***** DATA FOR THIS TASK *****

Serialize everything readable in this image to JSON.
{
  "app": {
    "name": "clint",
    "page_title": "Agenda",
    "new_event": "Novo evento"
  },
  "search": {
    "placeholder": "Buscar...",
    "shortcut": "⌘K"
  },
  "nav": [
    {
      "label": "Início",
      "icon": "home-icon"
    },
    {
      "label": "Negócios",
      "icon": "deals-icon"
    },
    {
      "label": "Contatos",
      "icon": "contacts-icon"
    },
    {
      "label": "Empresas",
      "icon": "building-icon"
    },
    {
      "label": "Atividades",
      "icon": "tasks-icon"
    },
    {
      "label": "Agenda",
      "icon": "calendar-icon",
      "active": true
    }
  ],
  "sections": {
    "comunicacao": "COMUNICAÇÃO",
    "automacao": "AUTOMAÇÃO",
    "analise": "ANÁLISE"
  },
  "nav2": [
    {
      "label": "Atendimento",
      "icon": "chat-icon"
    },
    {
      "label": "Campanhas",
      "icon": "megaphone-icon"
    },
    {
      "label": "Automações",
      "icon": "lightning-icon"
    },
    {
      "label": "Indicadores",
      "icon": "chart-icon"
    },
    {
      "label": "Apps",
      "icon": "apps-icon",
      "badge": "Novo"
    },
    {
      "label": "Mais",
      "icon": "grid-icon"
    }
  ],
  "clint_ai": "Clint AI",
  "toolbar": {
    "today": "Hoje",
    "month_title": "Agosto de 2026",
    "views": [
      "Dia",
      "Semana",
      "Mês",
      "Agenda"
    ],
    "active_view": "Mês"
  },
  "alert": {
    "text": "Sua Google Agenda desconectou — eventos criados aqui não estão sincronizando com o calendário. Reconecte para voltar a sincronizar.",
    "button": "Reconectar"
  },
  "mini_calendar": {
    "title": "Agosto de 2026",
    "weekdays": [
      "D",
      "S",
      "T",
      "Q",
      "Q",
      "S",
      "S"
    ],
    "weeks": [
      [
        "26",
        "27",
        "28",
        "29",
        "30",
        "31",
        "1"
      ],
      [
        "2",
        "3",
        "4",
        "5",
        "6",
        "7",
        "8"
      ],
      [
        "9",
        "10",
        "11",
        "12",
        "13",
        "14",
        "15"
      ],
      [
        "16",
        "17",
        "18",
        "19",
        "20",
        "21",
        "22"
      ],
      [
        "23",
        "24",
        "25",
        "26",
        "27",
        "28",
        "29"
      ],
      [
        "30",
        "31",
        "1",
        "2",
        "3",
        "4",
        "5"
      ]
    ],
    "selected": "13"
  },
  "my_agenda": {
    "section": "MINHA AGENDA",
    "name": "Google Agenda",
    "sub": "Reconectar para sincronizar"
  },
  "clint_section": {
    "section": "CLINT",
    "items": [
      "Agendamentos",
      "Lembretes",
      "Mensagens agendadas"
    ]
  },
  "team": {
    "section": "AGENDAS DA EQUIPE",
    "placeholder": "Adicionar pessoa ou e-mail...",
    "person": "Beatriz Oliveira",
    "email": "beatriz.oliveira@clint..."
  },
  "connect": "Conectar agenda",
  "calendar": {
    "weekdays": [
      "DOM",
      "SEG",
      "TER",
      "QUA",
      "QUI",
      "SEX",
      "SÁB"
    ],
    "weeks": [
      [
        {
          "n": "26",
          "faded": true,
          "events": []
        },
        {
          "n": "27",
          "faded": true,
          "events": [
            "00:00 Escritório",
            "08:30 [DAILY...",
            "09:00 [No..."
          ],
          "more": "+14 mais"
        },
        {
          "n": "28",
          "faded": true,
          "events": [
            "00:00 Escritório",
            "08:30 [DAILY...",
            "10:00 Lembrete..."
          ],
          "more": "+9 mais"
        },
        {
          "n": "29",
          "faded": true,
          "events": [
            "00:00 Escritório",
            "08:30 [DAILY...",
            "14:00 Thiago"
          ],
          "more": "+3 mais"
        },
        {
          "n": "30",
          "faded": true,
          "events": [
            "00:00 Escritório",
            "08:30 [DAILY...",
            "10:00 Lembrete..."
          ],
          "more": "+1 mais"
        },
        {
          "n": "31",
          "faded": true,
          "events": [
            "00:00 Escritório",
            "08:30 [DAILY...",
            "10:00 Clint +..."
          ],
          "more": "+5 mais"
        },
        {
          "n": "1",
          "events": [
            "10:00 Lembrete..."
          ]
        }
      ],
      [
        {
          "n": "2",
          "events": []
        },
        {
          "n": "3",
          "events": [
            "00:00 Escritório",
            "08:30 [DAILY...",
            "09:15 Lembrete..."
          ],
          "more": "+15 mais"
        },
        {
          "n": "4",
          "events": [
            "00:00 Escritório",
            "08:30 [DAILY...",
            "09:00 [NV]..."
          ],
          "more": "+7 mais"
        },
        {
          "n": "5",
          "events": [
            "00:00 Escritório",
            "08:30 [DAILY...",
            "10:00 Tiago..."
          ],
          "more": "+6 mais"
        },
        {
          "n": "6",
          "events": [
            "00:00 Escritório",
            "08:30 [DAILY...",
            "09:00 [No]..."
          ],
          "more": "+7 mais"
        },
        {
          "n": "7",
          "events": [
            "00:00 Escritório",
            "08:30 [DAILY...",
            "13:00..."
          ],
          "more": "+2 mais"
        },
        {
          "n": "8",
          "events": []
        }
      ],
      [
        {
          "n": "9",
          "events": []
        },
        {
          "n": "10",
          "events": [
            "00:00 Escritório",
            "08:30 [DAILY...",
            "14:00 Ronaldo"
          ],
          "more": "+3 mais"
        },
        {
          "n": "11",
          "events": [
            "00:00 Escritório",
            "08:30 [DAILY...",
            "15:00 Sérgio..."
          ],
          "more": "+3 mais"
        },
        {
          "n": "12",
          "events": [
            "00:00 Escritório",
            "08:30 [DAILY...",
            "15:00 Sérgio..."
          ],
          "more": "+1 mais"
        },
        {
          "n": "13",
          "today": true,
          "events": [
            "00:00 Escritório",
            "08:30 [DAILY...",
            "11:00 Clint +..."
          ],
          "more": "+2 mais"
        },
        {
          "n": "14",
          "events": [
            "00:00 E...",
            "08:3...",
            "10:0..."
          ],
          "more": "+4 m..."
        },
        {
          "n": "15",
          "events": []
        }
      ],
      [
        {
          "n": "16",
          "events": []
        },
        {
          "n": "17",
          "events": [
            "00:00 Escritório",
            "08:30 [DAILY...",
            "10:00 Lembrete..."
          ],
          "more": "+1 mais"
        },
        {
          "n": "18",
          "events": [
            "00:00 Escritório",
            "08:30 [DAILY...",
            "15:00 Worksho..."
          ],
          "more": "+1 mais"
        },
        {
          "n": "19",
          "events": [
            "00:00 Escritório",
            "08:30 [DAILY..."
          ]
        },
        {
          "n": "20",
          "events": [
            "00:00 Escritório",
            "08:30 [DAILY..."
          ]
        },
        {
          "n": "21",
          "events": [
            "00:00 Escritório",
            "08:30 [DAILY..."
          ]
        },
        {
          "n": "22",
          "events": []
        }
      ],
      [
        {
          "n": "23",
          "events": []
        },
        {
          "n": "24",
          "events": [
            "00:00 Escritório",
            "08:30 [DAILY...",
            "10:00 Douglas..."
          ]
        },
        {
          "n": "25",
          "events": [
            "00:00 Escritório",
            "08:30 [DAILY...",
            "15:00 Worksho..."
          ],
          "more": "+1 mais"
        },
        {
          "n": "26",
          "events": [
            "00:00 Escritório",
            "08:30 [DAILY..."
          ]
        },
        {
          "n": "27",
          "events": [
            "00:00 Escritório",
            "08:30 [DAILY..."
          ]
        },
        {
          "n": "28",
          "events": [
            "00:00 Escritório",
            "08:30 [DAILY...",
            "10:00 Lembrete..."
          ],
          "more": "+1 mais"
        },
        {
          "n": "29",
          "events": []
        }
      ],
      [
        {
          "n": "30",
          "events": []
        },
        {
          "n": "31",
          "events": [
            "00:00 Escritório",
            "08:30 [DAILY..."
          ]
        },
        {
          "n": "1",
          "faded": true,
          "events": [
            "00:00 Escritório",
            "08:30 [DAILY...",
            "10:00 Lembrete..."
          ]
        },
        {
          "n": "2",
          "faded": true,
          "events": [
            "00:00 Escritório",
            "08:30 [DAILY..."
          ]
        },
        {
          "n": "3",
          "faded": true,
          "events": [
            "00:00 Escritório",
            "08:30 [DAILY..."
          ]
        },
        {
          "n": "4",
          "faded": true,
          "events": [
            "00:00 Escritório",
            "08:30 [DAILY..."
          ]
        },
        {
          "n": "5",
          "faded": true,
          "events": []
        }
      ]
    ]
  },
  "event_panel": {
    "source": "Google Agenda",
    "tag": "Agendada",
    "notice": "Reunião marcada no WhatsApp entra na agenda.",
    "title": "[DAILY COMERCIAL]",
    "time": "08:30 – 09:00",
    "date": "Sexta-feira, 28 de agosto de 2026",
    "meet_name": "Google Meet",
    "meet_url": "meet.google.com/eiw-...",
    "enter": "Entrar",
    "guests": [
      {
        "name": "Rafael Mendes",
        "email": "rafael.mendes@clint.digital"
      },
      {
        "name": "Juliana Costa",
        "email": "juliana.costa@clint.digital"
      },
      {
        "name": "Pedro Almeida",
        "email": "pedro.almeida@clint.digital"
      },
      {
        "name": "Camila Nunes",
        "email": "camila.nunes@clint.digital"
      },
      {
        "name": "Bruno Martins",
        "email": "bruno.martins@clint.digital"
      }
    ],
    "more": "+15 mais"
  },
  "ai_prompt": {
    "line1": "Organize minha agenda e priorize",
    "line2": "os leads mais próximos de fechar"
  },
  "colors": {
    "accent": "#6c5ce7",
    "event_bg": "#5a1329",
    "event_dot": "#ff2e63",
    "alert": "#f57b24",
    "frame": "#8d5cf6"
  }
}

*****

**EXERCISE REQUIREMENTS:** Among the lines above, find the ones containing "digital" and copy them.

**RESULT FOR THIS TASK:**
        "email": "rafael.mendes@clint.digital"
        "email": "juliana.costa@clint.digital"
        "email": "pedro.almeida@clint.digital"
        "email": "camila.nunes@clint.digital"
        "email": "bruno.martins@clint.digital"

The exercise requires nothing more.